→ **Exercise goal**
Without the pictures, set down every line of the data exactly.

→ **Record excerpts**
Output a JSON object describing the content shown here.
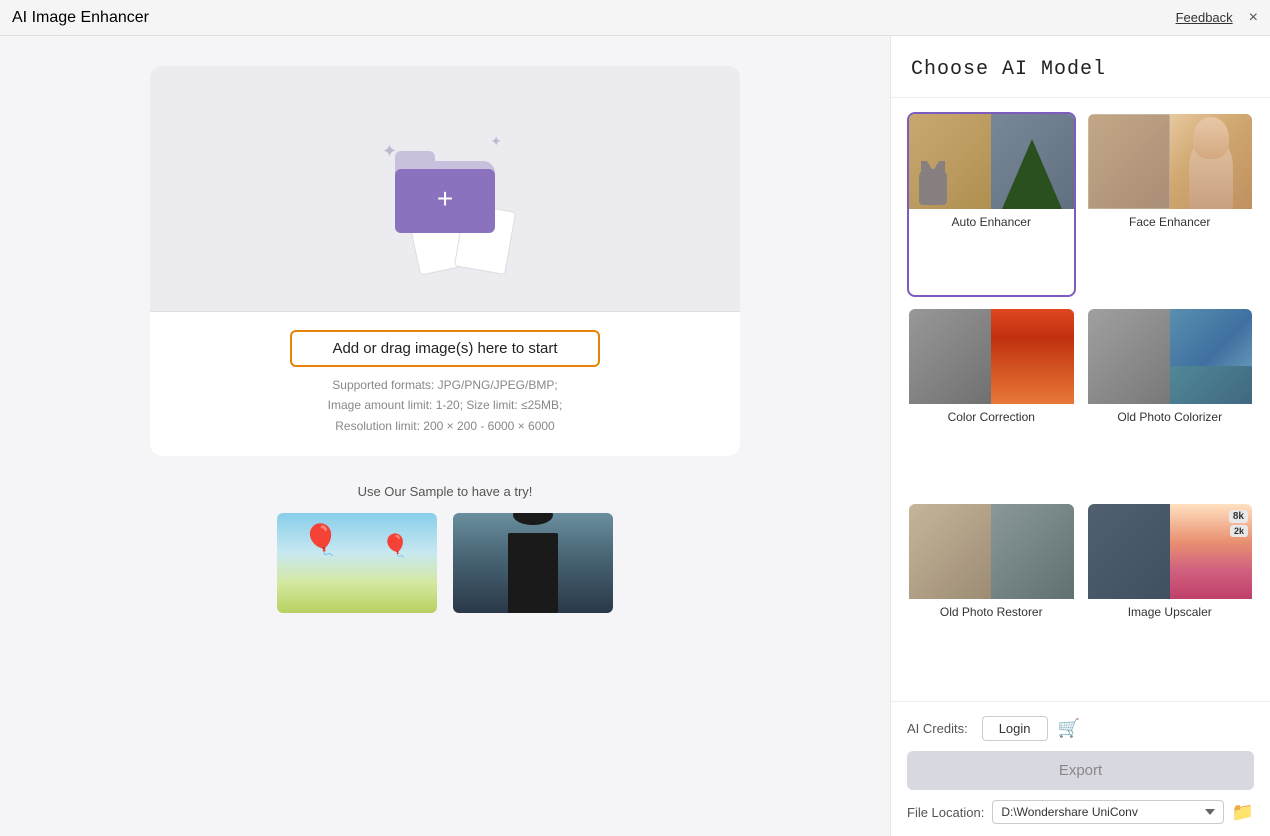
{
  "titlebar": {
    "app_title": "AI Image Enhancer",
    "feedback_label": "Feedback",
    "close_label": "×"
  },
  "right_panel": {
    "header": "Choose AI Model",
    "models": [
      {
        "id": "auto-enhancer",
        "label": "Auto Enhancer",
        "selected": true
      },
      {
        "id": "face-enhancer",
        "label": "Face Enhancer",
        "selected": false
      },
      {
        "id": "color-correction",
        "label": "Color Correction",
        "selected": false
      },
      {
        "id": "old-photo-colorizer",
        "label": "Old Photo Colorizer",
        "selected": false
      },
      {
        "id": "old-photo-restorer",
        "label": "Old Photo Restorer",
        "selected": false
      },
      {
        "id": "image-upscaler",
        "label": "Image Upscaler",
        "selected": false
      }
    ],
    "upscaler_badge_8k": "8k",
    "upscaler_badge_2k": "2k"
  },
  "bottom_bar": {
    "credits_label": "AI Credits:",
    "login_label": "Login",
    "export_label": "Export",
    "file_location_label": "File Location:",
    "file_path": "D:\\Wondershare UniConv",
    "file_path_placeholder": "D:\\Wondershare UniConv"
  },
  "left_panel": {
    "drop_label": "Add or drag image(s) here to start",
    "drop_info_line1": "Supported formats: JPG/PNG/JPEG/BMP;",
    "drop_info_line2": "Image amount limit: 1-20; Size limit: ≤25MB;",
    "drop_info_line3": "Resolution limit: 200 × 200 - 6000 × 6000",
    "sample_label": "Use Our Sample to have a try!"
  }
}
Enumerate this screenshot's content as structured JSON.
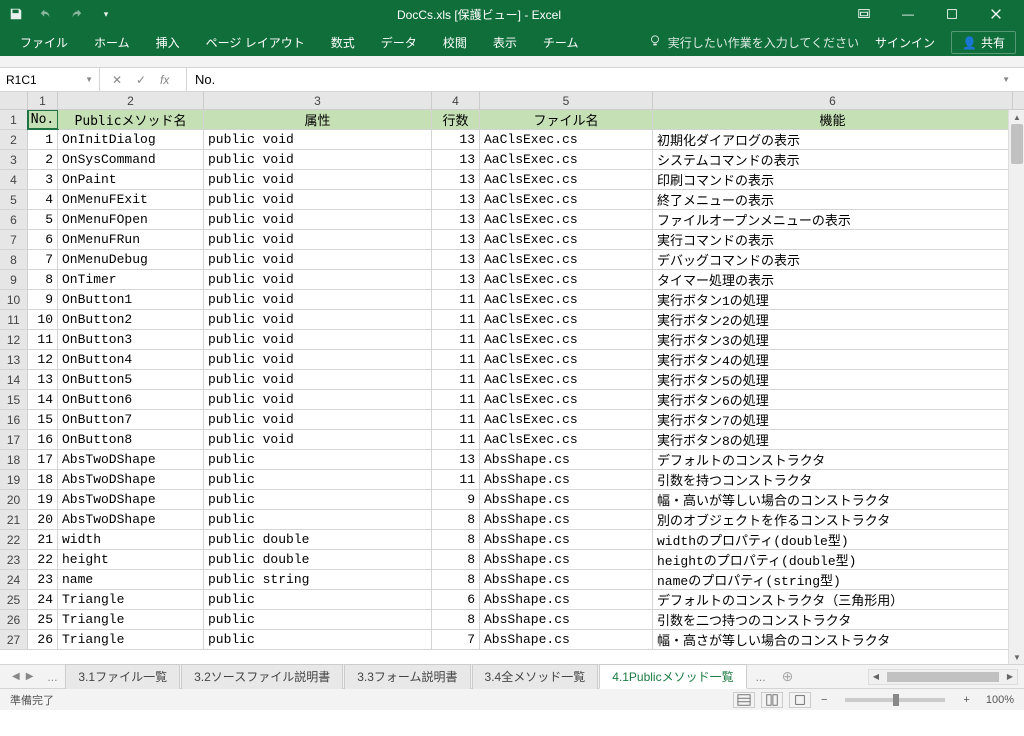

→ **Response to this task**
Output a JSON object describing the content shown here.
{
  "titlebar": {
    "app_title": "AI Image Enhancer",
    "feedback_label": "Feedback",
    "close_label": "×"
  },
  "right_panel": {
    "header": "Choose AI Model",
    "models": [
      {
        "id": "auto-enhancer",
        "label": "Auto Enhancer",
        "selected": true
      },
      {
        "id": "face-enhancer",
        "label": "Face Enhancer",
        "selected": false
      },
      {
        "id": "color-correction",
        "label": "Color Correction",
        "selected": false
      },
      {
        "id": "old-photo-colorizer",
        "label": "Old Photo Colorizer",
        "selected": false
      },
      {
        "id": "old-photo-restorer",
        "label": "Old Photo Restorer",
        "selected": false
      },
      {
        "id": "image-upscaler",
        "label": "Image Upscaler",
        "selected": false
      }
    ],
    "upscaler_badge_8k": "8k",
    "upscaler_badge_2k": "2k"
  },
  "bottom_bar": {
    "credits_label": "AI Credits:",
    "login_label": "Login",
    "export_label": "Export",
    "file_location_label": "File Location:",
    "file_path": "D:\\Wondershare UniConv",
    "file_path_placeholder": "D:\\Wondershare UniConv"
  },
  "left_panel": {
    "drop_label": "Add or drag image(s) here to start",
    "drop_info_line1": "Supported formats: JPG/PNG/JPEG/BMP;",
    "drop_info_line2": "Image amount limit: 1-20; Size limit: ≤25MB;",
    "drop_info_line3": "Resolution limit: 200 × 200 - 6000 × 6000",
    "sample_label": "Use Our Sample to have a try!"
  }
}
Enumerate this screenshot's content as structured JSON.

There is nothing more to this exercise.